In another era, before personal computers and email, when I was just out of school, letters and resumés were different. When you were competing with the herds of graduates looking for creative jobs you needed to have an outstanding, nonconformist approach. I chose a blue rag stationery that reflected my character. I wasted lots of that expensive paper because I typed the letter repeatedly until it fit the page and was free of mistakes. The process often took hours.
The resumé was even worse. I recall struggling to get the blocks of experience on my curriculum vitae to fit on a page. The ink was uneven. Because of my heavy hand on my manual typewriter, the dots on my i’s looked like pinholes on the page.
I’ve lived a great life in Vancouver largely because of my bold approach to a resumé. Back in 1977, I had drawn my self-portrait on the cover of Broadcastermagazine and had written my name into all the article teasers. A daring first page of my resumé. Page two showed I was slim on actual TV work experience.
Within a week of mailing my resumé and letter to CKVU’s president Daryl Duke, I received a long distance phone call and was told how creative my resumé and writing was. I was hired sight unseen.
Later in my career, working as a TV producer, I received many creative resumés from people wanting to break into the business. One wannabe production assistant sent a Styrofoam egg container to me with his name and contact information on the lid. Inside each of the dozen egg shells was a slip of paper with a reason why the candidate should be hired. Creative. I didn’t throw it out for weeks, but his reasons weren’t enough for me to call him for an interview.

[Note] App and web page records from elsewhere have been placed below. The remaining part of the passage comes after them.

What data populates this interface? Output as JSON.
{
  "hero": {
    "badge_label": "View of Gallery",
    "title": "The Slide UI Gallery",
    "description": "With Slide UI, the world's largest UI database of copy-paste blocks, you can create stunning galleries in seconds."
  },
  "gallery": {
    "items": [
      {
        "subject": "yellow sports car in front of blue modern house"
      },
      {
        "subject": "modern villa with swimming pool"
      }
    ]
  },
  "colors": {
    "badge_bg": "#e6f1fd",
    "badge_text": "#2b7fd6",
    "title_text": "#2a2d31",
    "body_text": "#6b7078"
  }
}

At Peak Communicators, I receive about 100 resumés and cover letters a year. Almost all arrive by email. So right away the factors of the quality of paper, texture, lumps of whiteout and lots of creativity are eliminated from the equation. With personal computers, resumés all look similar today. The text is uniform, the borders straight and as a result, what the candidate has to say is accentuated. There are few distractions.
I dismiss about 25 per cent of candidates because of the typos and bad grammar they display. Many get our company name wrong. We are not “Peak Communications.” It’s Peak Communicators.
At our PR agency we look for people who have at least one university degree. They have to be presentable, speak well, tell a story and think. We don’t settle for less. If they can’t write effectively, it is doubtful we’ll meet.
Last month I read a three-paragraph cover letter that stopped me in my tracks. It was written by a PR student whom I knew nothing about. She wrote with a refreshing and unconventional clarity. It was like she was sitting at the other side of my desk talking to me about her life and goals. The same unconstrained voice was in her resumé.
When a letter and resumé are that strong, you are seldom disappointed when you meet the person. She aced her interview too.
Emily Kiloh is the talented winner of Peak’s PR Scholarship for spring 2014. She starts her internship with us on June 2.